We will explore these questions and address their underlying assumptions from within the disciplinary frameworks of History, Anthropology, and Religious Studies. In terms of theory, students will comprehend key debates and methodological approaches to the broader study of religion and capitalism, including formal resemblances between theological concepts and theorizations of the market; the analytical purchase of binary oppositions between religion (enchantment) and economics (rationality); the cultural embeddedness of markets versus their formalistic autonomy; postcolonial critiques of corporate sovereignty and neoliberalism; and, finally, economic/ecological assemblages and “religious economies.”
In addition to harnessing theoretical tools of analysis, students will also acquire substantial knowledge of the Shari’a, its commercial laws, institutions, and contracts by studying the history of commerce in Muslim societies from 7th-century agrarianism to contemporary Islamic finance. The diverse topics, regions, and periods covered in the course are organized into 5 modules: (1) theoretical concepts in religion and economics; (2) the Shari’a and Islamic commercial law; (3) commerce in medieval Islam; (4) modernity, colonialism, and industrial capitalism; and, finally, (5) globalization, modern Islamic finance, and environmentalism.
Format: seminar; This course will be conducted online in its entirety and will rely on a combination of synchronous and asynchronous modes of learning. The synchronous component will consist of weekly class meetings via Zoom.

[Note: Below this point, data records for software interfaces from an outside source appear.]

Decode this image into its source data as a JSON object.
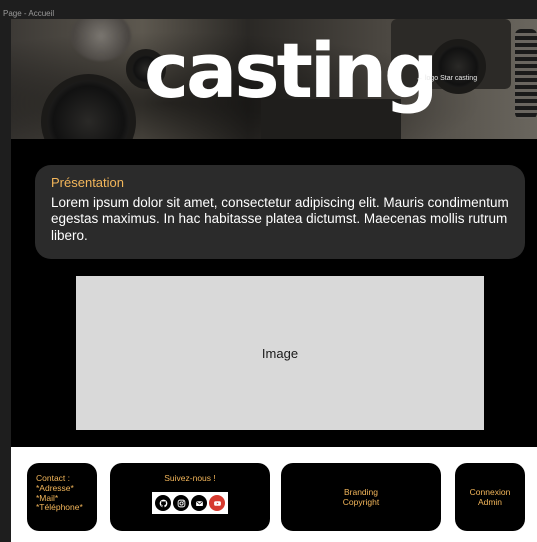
{
  "frame": {
    "label": "Page - Accueil"
  },
  "hero": {
    "logo_text": "casting",
    "logo_note": "← logo Star casting"
  },
  "presentation": {
    "title": "Présentation",
    "text": "Lorem ipsum dolor sit amet, consectetur adipiscing elit. Mauris condimentum egestas maximus. In hac habitasse platea dictumst. Maecenas mollis rutrum libero."
  },
  "image_placeholder": {
    "label": "Image"
  },
  "footer": {
    "contact": {
      "lines": [
        "Contact :",
        "*Adresse*",
        "*Mail*",
        "*Téléphone*"
      ]
    },
    "social": {
      "title": "Suivez-nous !",
      "icons": [
        "github-icon",
        "instagram-icon",
        "mail-icon",
        "youtube-icon"
      ]
    },
    "branding": {
      "lines": [
        "Branding",
        "Copyright"
      ]
    },
    "admin": {
      "lines": [
        "Connexion",
        "Admin"
      ]
    }
  },
  "colors": {
    "accent": "#f3b65a",
    "card_bg": "#2b2b2b",
    "placeholder_bg": "#d9d9d9",
    "youtube_red": "#d63a2f"
  }
}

A discussion leader will be assigned for each session and, depending on enrollment, students will be separated into break-out sessions to facilitate group discussion. The asynchronous component will consist of weekly reading responses, the mid-term, and final paper.
Grading: yes pass/fail option,
yes fifth course option
Weekly Reading Responses (approx. 300 words): 20%; Class Participation (based on a weekly assignment of in-class discussion leaders): 20%; Take-home Midterm Exam (5 double-spaced pages/1250 words max.): 20%; Term Paper (10 double-spaced pages/2500 words max.): 40%
There are no prerequisites for enrollment. However, an elementary exposure to the history of economic thought will be useful.
Difference, Power, and Equity
This course examines trajectories of capitalism--beyond its isomorphic relationship with Western culture--in the Muslim world. It offers a critical perspective on economic inequality and underdevelopment in postcolonial Muslim states and their historical linkages with extractive/settler colonialism. Students explore connections between petrodollar capitalism, climate change, exploitation of migrant labor in the Arabian Gulf, and the fight for regional domination through proxy religious wars.